After sequencing the L. gongylophorous genome, the researchers noticed that the fungus seemed to be doing the lion's share of cellulose degradation with its specialized enzymes. However, they also realized that it was by no means working alone: in fact, the gardens are also home to a diversity of bacteria that may help boost the fungus's productivity.
"We think there could potentially be a division of labor between the fungus and bacteria," says Garret Suen, co-author of the study and a UW-Madison assistant professor of bacteriology and Wisconsin Energy Institute researcher.
The researchers have a few leads in their investigation of the mysterious role of bacteria in leaf-cutter ant communities, which they are pursuing in collaboration with JGI. In addition to providing nitrogen and key vitamins, the bacteria appear to help the fungus access energy-rich cellulose by breaking apart other plant polymers that encase it, such as hemicellulose.
Accessing and deconstructing cellulose is also the goal of GLBRC researchers, who want to ferment the stored sugars to ethanol and other advanced biofuels. Enzymes such as those of the leaf-cutting ants' fungus specialize in breaking down leaves, but understanding how they work in the context of the ant community could help researchers create similar methods for processing cellulosic biofuel feedstocks, such as corn stalks and grasses.

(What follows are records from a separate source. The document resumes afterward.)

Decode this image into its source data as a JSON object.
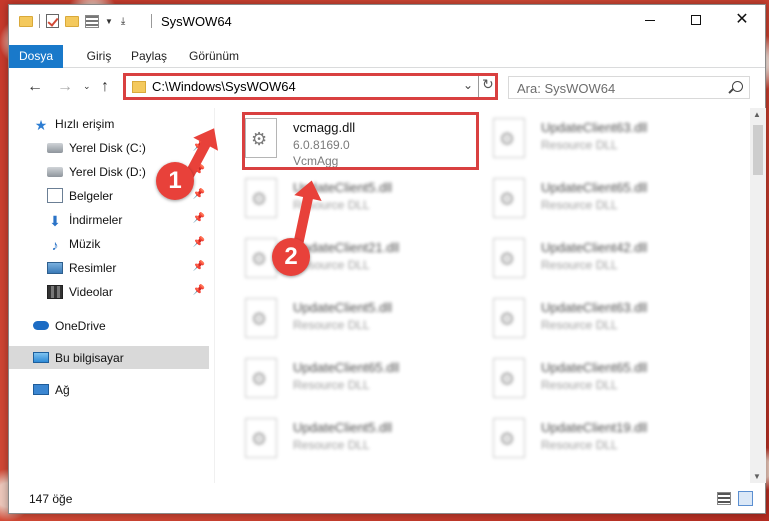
{
  "window": {
    "title": "SysWOW64"
  },
  "ribbon": {
    "tabs": [
      {
        "label": "Dosya"
      },
      {
        "label": "Giriş"
      },
      {
        "label": "Paylaş"
      },
      {
        "label": "Görünüm"
      }
    ]
  },
  "address": {
    "path": "C:\\Windows\\SysWOW64"
  },
  "search": {
    "placeholder": "Ara: SysWOW64"
  },
  "sidebar": {
    "items": [
      {
        "label": "Hızlı erişim",
        "icon": "star-icon"
      },
      {
        "label": "Yerel Disk (C:)",
        "icon": "disk-icon",
        "pinned": true
      },
      {
        "label": "Yerel Disk (D:)",
        "icon": "disk-icon",
        "pinned": true
      },
      {
        "label": "Belgeler",
        "icon": "documents-icon",
        "pinned": true
      },
      {
        "label": "İndirmeler",
        "icon": "download-icon",
        "pinned": true
      },
      {
        "label": "Müzik",
        "icon": "music-icon",
        "pinned": true
      },
      {
        "label": "Resimler",
        "icon": "pictures-icon",
        "pinned": true
      },
      {
        "label": "Videolar",
        "icon": "videos-icon",
        "pinned": true
      },
      {
        "label": "OneDrive",
        "icon": "cloud-icon"
      },
      {
        "label": "Bu bilgisayar",
        "icon": "computer-icon",
        "selected": true
      },
      {
        "label": "Ağ",
        "icon": "network-icon"
      }
    ]
  },
  "files": [
    {
      "name": "vcmagg.dll",
      "line2": "6.0.8169.0",
      "line3": "VcmAgg"
    },
    {
      "name": "UpdateClient63.dll",
      "line2": "Resource DLL"
    },
    {
      "name": "UpdateClient5.dll",
      "line2": "Resource DLL"
    },
    {
      "name": "UpdateClient65.dll",
      "line2": "Resource DLL"
    },
    {
      "name": "UpdateClient21.dll",
      "line2": "Resource DLL"
    },
    {
      "name": "UpdateClient42.dll",
      "line2": "Resource DLL"
    },
    {
      "name": "UpdateClient5.dll",
      "line2": "Resource DLL"
    },
    {
      "name": "UpdateClient63.dll",
      "line2": "Resource DLL"
    },
    {
      "name": "UpdateClient65.dll",
      "line2": "Resource DLL"
    },
    {
      "name": "UpdateClient65.dll",
      "line2": "Resource DLL"
    },
    {
      "name": "UpdateClient5.dll",
      "line2": "Resource DLL"
    },
    {
      "name": "UpdateClient19.dll",
      "line2": "Resource DLL"
    }
  ],
  "status": {
    "count": "147 öğe"
  },
  "callouts": [
    "1",
    "2"
  ],
  "colors": {
    "accent": "#1979ca",
    "highlight": "#d94040",
    "callout": "#e8413a"
  }
}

The researchers are discovering, however, that both the beauty and the challenge of the leaf-cutte
|Contact: Frank Aylward|
University of Wisconsin-Madison